Today we are losing more veterans from suicide than combat. According to the Dept. of Veterans Affairs each day 22 veterans take their own life. Of the 2 million veterans who have served in Iraq or Afghanistan over 700,000 are suffering from Post-traumatic Stress Disorder (PTSD), depression or Traumatic Brain injury (TBI). Two thirds of those diagnosed are not receiving treatment. PTSD is characterized by re-experiencing sleeplessness, intrusive memories, hyper-arousal or heightened vigilance, anxiety and numbing or avoidance in relationships. TBI has become the signature wound of the Iraq war. This can cause a downward spiral of apathy, unemployment, broken relationships, addiction and depression. PTSD and TBI may manifest right away or show up months or even years later.

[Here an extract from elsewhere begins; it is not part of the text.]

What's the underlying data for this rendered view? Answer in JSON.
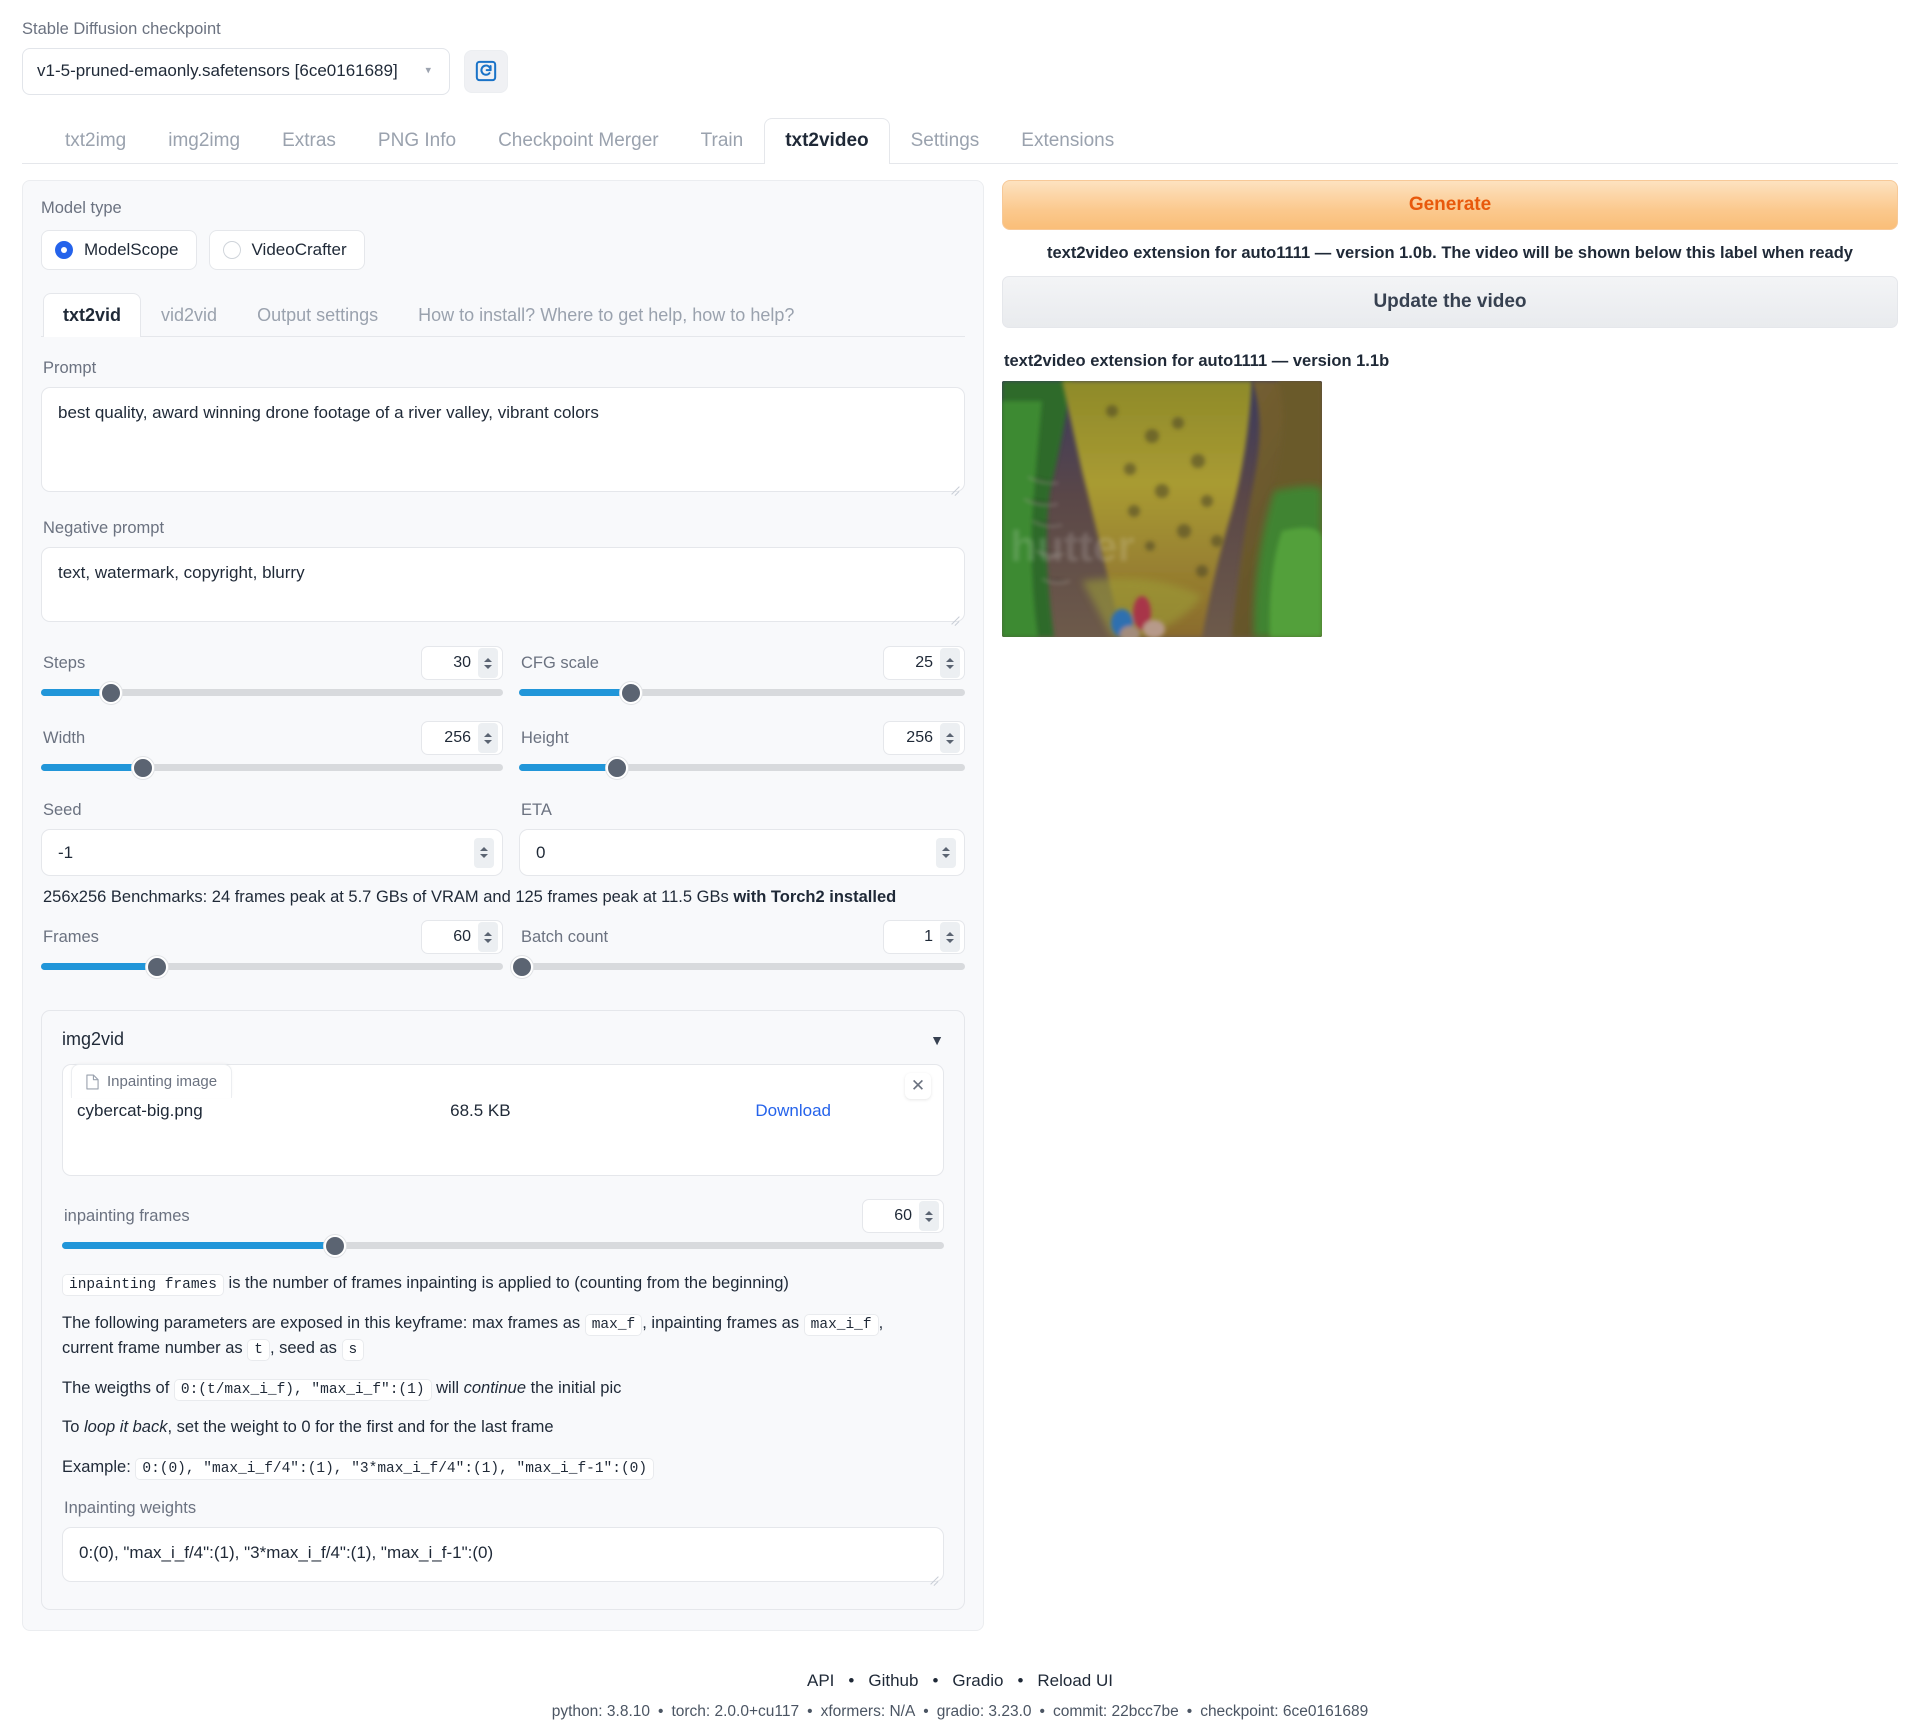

Assistance dogs provide comfort, support, independence and service 24 hours a day, 7 days a week, 365 days a year. In addition, they are a source of much needed enjoyment as beloved "family members" - running with children and providing comfort for spouses. They have proven to be unparalleled tools in helping our service men and women recovering from an array of horrible injuries. From spinal injury to brain damage to blindness and the dreaded, and all too common, PTSD, assistance dogs are allowing veterans to return to not just a normal life, but also a happy and healthy life.
The impact that our dogs have on life of a disabled hero includes the remediation of the core-symptoms of PTSD such as flashbacks, avoidance, and hyper arousal, as well as decreasing the need for pain and sleep medication and improved communication skills, self-esteem, patience and well-being and independence.
Our recipients report that the impact of their dog reaches 10 to 20 additional individuals. The purpose of the program is to empower veterans and active military personnel to restore their own independence, build confidence and decrease feelings of isolation and other debilitating symptoms associated with PTSD. Our vision is to see that the every disabled veteran who needs a dog gets one and become a part of society again through improved relationships both at home, at work and in the community.
The number of individuals that have been helped by our program is well beyond the number of dogs for which we’ve sponsored training. One assistance dog not only significantly improves the quality of life for the intended recipient; they also serve a similar function to the family and friends of the recipient in many ways. Not the least of which is having their loved one happier and healthier. Facility therapy dogs have touched countless numbers of people. Lives and relationships have been saved and families kept together because of these miracles on four legs.